*** Block opens ***

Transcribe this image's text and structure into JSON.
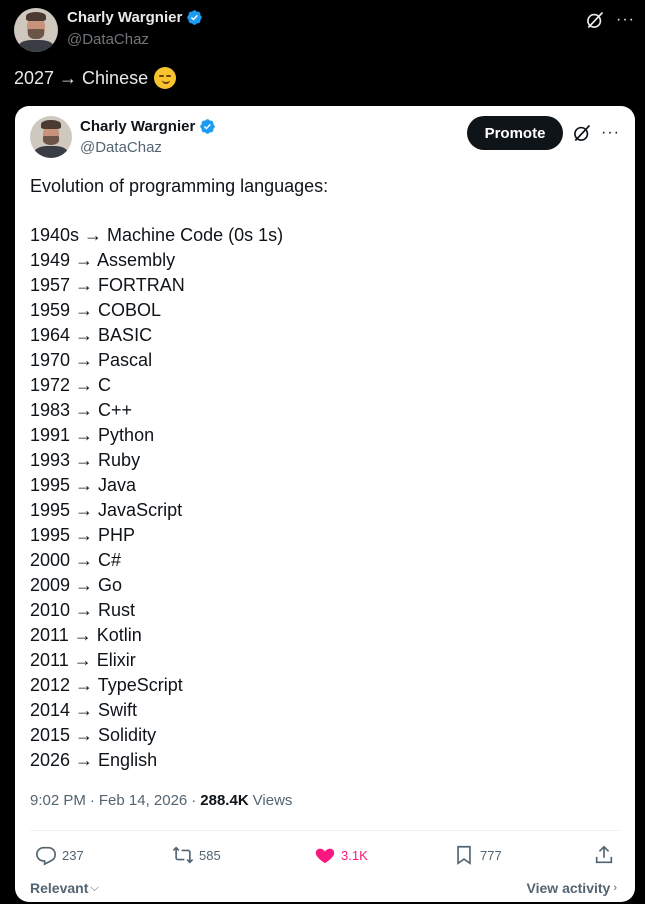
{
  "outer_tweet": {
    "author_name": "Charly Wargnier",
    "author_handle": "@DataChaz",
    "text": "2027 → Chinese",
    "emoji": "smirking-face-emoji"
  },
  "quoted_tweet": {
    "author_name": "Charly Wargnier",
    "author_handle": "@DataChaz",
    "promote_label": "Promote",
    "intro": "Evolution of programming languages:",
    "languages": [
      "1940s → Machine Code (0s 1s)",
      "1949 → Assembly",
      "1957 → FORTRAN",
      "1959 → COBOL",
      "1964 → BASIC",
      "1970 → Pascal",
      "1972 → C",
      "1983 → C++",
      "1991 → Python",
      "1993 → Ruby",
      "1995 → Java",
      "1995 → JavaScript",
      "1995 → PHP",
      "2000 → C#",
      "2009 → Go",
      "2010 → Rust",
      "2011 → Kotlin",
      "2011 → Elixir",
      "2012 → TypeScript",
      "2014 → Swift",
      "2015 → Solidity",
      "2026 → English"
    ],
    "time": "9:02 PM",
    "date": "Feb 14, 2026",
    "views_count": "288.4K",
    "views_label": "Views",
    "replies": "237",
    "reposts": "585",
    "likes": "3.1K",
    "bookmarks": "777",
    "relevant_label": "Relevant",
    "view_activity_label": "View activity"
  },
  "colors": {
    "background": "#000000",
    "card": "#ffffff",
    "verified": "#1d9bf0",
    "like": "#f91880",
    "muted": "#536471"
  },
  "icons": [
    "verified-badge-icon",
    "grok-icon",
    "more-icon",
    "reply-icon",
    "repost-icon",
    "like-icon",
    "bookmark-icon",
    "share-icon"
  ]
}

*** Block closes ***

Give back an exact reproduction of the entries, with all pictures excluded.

Transcribe this image's text and structure into JSON.
{
  "outer_tweet": {
    "author_name": "Charly Wargnier",
    "author_handle": "@DataChaz",
    "text": "2027 → Chinese",
    "emoji": "smirking-face-emoji"
  },
  "quoted_tweet": {
    "author_name": "Charly Wargnier",
    "author_handle": "@DataChaz",
    "promote_label": "Promote",
    "intro": "Evolution of programming languages:",
    "languages": [
      "1940s → Machine Code (0s 1s)",
      "1949 → Assembly",
      "1957 → FORTRAN",
      "1959 → COBOL",
      "1964 → BASIC",
      "1970 → Pascal",
      "1972 → C",
      "1983 → C++",
      "1991 → Python",
      "1993 → Ruby",
      "1995 → Java",
      "1995 → JavaScript",
      "1995 → PHP",
      "2000 → C#",
      "2009 → Go",
      "2010 → Rust",
      "2011 → Kotlin",
      "2011 → Elixir",
      "2012 → TypeScript",
      "2014 → Swift",
      "2015 → Solidity",
      "2026 → English"
    ],
    "time": "9:02 PM",
    "date": "Feb 14, 2026",
    "views_count": "288.4K",
    "views_label": "Views",
    "replies": "237",
    "reposts": "585",
    "likes": "3.1K",
    "bookmarks": "777",
    "relevant_label": "Relevant",
    "view_activity_label": "View activity"
  },
  "colors": {
    "background": "#000000",
    "card": "#ffffff",
    "verified": "#1d9bf0",
    "like": "#f91880",
    "muted": "#536471"
  },
  "icons": [
    "verified-badge-icon",
    "grok-icon",
    "more-icon",
    "reply-icon",
    "repost-icon",
    "like-icon",
    "bookmark-icon",
    "share-icon"
  ]
}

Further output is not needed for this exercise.